**Exercise details**
Filter the data for "JSON" and copy matching lines.

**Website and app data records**
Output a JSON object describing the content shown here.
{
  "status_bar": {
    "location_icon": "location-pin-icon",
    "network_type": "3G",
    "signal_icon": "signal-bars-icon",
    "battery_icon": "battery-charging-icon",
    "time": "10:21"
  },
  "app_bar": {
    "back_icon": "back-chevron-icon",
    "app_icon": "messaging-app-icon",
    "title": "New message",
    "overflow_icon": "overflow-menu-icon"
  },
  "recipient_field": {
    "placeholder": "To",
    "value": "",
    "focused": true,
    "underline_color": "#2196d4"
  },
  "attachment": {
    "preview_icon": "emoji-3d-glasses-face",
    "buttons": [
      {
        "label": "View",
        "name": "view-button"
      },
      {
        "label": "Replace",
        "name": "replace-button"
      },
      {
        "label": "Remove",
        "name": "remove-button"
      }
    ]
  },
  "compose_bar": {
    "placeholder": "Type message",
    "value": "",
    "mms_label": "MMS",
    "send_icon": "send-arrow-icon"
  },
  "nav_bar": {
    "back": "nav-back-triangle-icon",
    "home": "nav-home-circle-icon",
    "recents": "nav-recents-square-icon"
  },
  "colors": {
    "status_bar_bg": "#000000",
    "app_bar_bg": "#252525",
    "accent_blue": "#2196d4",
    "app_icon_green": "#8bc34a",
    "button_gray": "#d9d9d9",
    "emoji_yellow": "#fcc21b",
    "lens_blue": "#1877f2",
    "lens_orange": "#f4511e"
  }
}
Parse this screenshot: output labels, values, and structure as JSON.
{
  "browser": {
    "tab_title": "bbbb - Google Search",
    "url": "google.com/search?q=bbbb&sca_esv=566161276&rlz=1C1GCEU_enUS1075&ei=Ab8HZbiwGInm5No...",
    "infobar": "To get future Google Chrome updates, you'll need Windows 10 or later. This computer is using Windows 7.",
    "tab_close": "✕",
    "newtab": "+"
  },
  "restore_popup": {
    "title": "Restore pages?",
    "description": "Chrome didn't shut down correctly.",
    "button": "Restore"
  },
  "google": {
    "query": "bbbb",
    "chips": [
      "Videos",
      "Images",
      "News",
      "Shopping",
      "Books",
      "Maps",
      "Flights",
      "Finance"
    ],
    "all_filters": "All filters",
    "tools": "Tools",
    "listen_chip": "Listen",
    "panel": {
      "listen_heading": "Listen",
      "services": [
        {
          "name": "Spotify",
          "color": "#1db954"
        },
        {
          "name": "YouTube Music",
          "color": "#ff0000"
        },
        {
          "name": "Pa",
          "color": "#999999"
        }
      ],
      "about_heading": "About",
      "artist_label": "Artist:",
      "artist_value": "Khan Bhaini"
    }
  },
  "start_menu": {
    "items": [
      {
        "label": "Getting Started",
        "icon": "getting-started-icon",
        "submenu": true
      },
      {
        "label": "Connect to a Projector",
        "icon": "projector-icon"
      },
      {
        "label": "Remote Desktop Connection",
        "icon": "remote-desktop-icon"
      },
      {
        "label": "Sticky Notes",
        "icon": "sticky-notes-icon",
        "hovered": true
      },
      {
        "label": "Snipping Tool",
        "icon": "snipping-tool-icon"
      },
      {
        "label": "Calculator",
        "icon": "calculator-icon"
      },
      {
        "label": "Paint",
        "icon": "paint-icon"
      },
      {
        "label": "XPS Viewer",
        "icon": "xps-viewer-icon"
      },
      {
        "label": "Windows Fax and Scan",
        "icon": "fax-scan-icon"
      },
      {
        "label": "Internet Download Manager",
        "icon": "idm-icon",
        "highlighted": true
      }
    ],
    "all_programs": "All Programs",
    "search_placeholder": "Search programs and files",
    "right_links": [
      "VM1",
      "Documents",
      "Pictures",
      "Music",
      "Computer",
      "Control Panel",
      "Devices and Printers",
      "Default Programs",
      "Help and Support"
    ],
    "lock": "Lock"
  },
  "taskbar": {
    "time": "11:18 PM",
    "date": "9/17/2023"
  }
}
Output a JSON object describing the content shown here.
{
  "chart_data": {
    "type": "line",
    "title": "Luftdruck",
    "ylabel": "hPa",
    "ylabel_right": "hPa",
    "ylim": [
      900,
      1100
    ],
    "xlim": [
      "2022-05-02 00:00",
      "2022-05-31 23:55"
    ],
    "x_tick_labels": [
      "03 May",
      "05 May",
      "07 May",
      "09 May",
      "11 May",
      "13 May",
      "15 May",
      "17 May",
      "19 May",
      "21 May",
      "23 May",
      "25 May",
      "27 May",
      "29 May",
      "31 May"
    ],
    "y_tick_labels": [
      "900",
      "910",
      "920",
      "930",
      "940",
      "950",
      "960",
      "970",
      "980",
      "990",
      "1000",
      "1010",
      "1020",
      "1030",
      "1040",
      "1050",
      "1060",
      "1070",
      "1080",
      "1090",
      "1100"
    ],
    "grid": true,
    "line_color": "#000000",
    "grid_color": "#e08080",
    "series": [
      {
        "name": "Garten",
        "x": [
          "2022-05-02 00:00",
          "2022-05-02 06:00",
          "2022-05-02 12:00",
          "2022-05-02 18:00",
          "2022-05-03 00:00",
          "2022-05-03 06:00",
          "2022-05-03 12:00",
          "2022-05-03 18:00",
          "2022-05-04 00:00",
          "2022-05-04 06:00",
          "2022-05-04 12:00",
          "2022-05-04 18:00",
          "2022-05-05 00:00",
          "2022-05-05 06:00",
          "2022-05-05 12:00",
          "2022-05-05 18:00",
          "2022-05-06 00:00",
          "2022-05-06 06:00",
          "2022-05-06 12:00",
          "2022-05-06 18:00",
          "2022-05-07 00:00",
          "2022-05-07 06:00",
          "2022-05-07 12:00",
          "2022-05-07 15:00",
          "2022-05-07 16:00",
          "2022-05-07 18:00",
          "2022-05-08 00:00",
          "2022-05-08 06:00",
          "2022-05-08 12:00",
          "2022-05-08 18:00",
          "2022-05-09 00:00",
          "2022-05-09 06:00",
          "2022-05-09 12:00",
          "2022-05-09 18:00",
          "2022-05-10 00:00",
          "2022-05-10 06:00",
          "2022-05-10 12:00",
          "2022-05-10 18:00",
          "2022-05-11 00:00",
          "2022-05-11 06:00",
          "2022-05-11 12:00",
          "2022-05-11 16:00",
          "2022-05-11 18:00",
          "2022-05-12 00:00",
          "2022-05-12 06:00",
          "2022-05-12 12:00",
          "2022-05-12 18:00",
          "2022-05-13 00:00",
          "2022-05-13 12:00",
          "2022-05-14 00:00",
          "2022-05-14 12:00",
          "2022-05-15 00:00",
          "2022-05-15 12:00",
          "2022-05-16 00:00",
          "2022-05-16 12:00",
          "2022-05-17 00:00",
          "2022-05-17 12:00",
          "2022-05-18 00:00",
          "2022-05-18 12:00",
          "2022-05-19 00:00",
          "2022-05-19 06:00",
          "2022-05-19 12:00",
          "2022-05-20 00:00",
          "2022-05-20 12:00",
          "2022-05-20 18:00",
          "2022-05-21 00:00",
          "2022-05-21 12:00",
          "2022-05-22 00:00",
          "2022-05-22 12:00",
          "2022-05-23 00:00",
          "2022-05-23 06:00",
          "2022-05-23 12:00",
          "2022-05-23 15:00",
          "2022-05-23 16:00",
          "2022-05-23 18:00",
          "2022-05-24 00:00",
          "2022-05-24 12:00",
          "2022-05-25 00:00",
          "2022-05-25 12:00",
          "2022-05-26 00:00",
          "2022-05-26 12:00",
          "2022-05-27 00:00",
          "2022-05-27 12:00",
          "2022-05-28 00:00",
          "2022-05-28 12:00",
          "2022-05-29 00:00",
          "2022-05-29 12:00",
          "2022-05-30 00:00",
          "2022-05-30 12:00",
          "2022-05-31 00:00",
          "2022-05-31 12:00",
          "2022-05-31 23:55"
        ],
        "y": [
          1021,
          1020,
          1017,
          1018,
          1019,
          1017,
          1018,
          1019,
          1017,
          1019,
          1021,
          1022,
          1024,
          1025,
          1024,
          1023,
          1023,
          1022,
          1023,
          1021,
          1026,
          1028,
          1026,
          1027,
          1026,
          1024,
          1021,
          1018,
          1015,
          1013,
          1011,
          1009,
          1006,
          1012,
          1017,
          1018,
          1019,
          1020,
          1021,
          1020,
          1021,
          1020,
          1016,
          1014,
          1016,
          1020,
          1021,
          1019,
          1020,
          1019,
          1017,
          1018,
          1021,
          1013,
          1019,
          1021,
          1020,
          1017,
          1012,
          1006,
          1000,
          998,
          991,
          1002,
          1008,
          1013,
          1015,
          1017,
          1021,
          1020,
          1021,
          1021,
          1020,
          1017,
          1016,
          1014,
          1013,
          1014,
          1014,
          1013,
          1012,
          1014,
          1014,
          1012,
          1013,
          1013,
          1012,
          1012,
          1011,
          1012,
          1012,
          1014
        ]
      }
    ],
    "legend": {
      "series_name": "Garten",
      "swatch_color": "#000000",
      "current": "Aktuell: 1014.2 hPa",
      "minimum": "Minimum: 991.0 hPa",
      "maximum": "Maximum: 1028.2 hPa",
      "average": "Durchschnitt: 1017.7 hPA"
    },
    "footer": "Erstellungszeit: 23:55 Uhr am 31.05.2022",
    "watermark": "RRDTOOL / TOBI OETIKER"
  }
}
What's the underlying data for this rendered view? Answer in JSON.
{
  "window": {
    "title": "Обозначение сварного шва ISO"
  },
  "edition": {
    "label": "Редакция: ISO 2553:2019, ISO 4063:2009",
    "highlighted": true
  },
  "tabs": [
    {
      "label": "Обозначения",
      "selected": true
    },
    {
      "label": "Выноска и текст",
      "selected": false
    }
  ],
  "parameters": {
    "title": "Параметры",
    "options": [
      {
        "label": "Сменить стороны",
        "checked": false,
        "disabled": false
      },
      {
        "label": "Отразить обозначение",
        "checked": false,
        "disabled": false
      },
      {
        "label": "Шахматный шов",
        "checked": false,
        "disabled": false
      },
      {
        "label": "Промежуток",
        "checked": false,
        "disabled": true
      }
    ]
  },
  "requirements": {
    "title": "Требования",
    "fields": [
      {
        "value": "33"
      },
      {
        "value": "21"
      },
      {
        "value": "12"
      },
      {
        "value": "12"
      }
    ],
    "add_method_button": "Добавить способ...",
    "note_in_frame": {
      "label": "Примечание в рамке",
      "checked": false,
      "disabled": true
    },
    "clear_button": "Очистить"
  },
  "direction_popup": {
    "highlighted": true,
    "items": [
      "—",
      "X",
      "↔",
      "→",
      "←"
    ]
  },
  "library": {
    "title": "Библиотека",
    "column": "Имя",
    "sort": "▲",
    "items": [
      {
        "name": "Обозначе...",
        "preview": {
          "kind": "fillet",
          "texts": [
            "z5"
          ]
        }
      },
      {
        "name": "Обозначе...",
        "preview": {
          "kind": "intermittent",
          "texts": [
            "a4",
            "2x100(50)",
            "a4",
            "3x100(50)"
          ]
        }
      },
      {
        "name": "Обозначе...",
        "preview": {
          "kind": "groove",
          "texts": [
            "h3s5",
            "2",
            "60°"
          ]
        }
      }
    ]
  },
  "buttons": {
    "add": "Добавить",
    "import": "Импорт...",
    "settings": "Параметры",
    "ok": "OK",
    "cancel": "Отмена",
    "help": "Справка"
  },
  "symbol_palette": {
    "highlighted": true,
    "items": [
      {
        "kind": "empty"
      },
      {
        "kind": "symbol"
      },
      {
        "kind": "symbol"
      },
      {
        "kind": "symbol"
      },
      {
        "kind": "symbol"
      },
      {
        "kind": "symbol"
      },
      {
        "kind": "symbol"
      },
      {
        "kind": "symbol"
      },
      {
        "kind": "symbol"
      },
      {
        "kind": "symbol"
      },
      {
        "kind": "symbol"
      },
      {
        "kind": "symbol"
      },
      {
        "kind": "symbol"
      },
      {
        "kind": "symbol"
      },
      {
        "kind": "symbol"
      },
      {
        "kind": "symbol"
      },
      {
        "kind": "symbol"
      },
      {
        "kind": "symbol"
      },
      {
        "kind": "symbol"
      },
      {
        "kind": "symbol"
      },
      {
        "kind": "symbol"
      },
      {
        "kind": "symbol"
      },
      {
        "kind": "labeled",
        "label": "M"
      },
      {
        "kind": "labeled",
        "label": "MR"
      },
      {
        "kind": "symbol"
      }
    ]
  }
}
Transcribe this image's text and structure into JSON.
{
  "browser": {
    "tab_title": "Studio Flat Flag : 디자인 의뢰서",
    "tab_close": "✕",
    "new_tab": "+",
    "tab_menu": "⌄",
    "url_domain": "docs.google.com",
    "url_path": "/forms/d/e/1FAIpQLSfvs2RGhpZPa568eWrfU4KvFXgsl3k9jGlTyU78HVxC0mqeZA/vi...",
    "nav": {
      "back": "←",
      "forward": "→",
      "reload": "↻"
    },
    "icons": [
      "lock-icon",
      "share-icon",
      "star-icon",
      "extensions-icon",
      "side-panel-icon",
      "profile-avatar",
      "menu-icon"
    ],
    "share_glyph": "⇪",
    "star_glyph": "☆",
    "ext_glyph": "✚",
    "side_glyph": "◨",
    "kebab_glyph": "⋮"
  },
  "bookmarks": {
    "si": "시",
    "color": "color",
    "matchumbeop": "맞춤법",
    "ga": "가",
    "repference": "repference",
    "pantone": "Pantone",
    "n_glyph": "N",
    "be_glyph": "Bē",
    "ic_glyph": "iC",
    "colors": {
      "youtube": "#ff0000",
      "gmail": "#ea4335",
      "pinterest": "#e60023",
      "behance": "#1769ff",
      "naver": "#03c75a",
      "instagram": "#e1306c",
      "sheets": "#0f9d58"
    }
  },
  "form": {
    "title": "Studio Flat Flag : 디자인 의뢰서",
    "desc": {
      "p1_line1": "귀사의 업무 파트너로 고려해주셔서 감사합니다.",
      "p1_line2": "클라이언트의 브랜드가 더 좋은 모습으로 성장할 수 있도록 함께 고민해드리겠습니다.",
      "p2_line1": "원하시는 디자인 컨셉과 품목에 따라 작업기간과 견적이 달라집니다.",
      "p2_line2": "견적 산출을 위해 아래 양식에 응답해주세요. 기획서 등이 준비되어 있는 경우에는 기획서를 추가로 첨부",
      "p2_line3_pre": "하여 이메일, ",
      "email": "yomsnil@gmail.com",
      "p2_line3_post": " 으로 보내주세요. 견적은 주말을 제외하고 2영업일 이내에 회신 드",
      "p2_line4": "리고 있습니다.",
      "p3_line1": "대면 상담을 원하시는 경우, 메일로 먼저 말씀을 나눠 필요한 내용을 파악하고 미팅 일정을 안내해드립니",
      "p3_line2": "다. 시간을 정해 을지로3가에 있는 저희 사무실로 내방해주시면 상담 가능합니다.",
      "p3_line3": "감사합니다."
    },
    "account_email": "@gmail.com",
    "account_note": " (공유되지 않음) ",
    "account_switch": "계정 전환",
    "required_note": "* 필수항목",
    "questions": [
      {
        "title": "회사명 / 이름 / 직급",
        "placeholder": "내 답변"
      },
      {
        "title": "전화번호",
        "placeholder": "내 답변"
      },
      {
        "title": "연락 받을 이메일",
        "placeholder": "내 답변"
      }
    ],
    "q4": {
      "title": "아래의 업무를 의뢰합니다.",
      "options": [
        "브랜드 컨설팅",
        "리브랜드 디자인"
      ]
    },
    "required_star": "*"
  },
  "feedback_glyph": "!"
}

**Answer box**
Output a JSON object describing the content shown here.
Parse this screenshot: output labels, values, and structure as JSON.
Output a JSON object describing the content shown here.
What's the underlying data for this rendered view? Answer in JSON.
Transcribe this image's text and structure into JSON.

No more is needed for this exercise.